Organization Chart (key people and areas of output to manage and maintain)

Personal Development (things to evaluate regularly to ensure personal balance and progress)

Review: Keeping your system functional

What to look at, when

A few seconds a day is usually all you need for review, as long as you're looking at the right things at the right time

Look at your calendar and daily tickler folder

Action lists for your current context

Updating your system

Weekly Review, rise up at least to "10,000 feet", block out two hours early every Friday afternoon for the review, Three factors make this an ideal time, Events of the week are still fresh, You stool have time to reach people at work, Clear your psychic decks before weekends

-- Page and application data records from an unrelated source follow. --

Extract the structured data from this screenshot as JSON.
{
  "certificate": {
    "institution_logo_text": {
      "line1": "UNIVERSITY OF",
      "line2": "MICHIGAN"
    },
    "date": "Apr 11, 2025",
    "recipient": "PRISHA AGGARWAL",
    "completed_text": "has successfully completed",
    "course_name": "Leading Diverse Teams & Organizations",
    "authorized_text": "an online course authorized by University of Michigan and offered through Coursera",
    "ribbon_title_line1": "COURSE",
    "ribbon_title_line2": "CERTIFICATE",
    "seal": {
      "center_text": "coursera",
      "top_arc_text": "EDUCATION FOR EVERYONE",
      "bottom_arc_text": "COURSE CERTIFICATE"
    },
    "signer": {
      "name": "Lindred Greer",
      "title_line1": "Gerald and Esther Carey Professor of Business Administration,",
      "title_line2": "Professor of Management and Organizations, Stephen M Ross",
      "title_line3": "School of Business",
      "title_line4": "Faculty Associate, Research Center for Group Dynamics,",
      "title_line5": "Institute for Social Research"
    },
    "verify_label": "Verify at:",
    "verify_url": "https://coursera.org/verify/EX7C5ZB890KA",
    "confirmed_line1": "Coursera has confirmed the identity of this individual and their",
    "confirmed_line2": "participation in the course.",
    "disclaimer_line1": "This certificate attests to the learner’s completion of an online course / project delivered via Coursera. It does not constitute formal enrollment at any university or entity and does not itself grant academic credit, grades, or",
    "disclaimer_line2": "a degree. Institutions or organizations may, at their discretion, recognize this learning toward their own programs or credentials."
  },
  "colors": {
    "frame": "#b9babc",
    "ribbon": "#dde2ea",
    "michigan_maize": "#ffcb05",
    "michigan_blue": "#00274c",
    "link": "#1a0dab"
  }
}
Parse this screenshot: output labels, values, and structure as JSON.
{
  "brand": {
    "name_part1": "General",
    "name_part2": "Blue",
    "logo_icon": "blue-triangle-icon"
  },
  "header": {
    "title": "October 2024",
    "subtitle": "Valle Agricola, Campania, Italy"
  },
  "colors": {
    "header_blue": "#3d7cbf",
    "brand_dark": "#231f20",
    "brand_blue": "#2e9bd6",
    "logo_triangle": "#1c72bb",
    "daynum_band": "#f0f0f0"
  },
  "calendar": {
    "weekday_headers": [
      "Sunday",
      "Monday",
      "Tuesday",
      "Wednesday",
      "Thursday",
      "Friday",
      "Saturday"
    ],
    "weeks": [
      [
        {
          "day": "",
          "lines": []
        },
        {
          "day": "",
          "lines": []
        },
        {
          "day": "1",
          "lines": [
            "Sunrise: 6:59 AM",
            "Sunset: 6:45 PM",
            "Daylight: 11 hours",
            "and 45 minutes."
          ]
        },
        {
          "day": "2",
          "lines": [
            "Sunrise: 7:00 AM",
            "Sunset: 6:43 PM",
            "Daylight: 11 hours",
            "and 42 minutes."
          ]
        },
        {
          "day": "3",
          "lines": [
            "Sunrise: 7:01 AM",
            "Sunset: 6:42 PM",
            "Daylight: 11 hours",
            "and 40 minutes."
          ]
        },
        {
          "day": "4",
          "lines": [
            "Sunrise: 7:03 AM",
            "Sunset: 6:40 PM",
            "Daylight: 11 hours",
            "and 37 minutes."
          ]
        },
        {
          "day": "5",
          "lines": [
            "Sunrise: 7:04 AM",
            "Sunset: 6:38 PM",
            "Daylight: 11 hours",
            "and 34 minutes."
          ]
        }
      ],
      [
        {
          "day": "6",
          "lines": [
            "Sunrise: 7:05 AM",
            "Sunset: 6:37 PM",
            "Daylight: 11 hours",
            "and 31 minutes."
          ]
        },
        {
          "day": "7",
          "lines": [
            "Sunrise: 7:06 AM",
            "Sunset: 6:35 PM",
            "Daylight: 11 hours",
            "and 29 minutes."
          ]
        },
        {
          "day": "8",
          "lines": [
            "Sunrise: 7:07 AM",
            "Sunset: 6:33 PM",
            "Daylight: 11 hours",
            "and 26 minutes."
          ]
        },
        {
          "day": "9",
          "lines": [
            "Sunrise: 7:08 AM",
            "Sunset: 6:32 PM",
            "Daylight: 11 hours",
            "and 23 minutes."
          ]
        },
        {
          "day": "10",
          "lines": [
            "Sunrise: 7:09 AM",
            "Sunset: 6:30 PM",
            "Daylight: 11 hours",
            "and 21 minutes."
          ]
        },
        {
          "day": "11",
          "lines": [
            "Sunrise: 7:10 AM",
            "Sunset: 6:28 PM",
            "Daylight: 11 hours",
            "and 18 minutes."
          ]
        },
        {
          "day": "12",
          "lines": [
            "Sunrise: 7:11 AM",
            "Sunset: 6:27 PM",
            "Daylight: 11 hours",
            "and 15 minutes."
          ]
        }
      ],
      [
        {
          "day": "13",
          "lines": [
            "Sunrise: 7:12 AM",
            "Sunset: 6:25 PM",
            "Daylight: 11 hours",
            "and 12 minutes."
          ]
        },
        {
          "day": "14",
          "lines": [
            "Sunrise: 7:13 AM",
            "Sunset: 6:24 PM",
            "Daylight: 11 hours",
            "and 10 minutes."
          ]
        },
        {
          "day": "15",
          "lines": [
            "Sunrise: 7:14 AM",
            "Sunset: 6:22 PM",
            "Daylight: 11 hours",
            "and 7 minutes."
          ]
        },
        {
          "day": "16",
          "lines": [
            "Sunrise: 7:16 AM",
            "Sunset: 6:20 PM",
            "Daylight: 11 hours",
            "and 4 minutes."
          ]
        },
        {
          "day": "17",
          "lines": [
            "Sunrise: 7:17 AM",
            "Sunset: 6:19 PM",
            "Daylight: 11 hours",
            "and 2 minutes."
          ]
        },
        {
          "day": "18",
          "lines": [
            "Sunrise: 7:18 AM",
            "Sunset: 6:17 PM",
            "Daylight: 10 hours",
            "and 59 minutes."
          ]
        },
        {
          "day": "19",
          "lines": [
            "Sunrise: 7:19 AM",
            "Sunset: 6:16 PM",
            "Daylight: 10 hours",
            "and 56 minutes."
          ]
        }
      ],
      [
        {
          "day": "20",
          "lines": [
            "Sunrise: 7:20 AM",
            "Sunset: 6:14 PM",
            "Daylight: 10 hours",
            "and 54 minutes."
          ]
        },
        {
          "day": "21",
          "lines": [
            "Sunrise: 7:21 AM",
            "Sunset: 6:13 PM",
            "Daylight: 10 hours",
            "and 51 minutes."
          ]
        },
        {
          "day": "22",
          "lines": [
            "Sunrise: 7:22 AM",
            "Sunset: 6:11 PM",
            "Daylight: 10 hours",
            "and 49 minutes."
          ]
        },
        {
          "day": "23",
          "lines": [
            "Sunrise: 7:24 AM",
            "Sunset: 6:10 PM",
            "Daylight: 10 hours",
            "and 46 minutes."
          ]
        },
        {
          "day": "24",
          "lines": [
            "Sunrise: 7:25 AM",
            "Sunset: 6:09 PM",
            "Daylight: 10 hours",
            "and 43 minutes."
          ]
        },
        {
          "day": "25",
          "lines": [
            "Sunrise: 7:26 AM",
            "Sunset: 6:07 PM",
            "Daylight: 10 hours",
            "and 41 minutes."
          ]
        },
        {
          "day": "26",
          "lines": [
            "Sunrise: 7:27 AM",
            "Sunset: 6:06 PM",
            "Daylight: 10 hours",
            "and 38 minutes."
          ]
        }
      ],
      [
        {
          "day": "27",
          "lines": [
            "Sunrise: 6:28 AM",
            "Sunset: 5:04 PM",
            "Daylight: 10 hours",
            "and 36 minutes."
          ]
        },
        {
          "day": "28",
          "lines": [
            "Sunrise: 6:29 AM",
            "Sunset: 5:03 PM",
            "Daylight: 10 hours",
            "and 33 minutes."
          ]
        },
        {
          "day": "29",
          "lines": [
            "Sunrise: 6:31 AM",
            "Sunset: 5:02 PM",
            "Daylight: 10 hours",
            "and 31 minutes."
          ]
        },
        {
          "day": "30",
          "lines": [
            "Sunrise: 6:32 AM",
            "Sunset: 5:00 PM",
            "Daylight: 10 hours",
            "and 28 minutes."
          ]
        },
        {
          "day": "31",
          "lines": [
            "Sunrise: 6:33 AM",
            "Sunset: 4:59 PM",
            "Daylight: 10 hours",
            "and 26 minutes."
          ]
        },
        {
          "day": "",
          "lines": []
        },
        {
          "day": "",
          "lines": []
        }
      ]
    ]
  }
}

If you think you have all your open loops fully identified, clarified, assessed, and actionalized, you're probably kidding yourself

The "Bigger Picture" Reviews

What are your key goals and objectives in your work?

What should you have in place a year or three years from now?

How is your career going?

Is this the life-style that is most fulfilling to you?

Are you doing what you really want or need to do, from a deeper and longer-term perspective?

Project Planning

When to plan

those that still have your atten-tion even after you've determined their next actions

Those about which potentially useful ideas and supportive detail just show up

The Power of the Key Principles

The Power of the Collection Habit

improves the quality, communications and relationships, both person-ally and professionally

Benefits, Personal, understand the source of your negative feelings about all your stuff, Don't break the agreements with yourself, Don't make the agreement, Maintaining an objective inventory of your work makes it much easier to say no with integrity., Complete the agreement, It's a lot easier to complete agreements when you know what they are., Renegotiate the agreement, Lower your standarts, Keep the agreement — do it, Put it on a "Someday/Maybe" list

Creating the Option of Doing

Avoiding action decisions until the pressure of the last minute creates huge inefficiencies and unnecessary stress

The Value of a Next-Action Decision-Making Standard

Clarity, Talk does not cook rice. —Chinese, "So what's the next action here?"

Accountability, Too many meet-ings end with a vague feeling among the players that something ought to happen, and the hope that it's not their personal job to make it so.

Productivity, There are risks and costs to a program of action, but they are far less than the long-range ' risks and costs of comfortable inaction. —John F., model and train front-end next-action decision-making, Physical Allocation of resources, break through the barriers of the sophisticated creative thinking that can freeze activity, Productivity will improve only when individuals increase their operational responsiveness. And in knowledge work, that means clarifying actions on the front end instead of the back.


The Power of Outcome Focusing

Focus and the Fast Track

The Significance of Applied Outcome Thinking

The Magic of Mastering the Mundane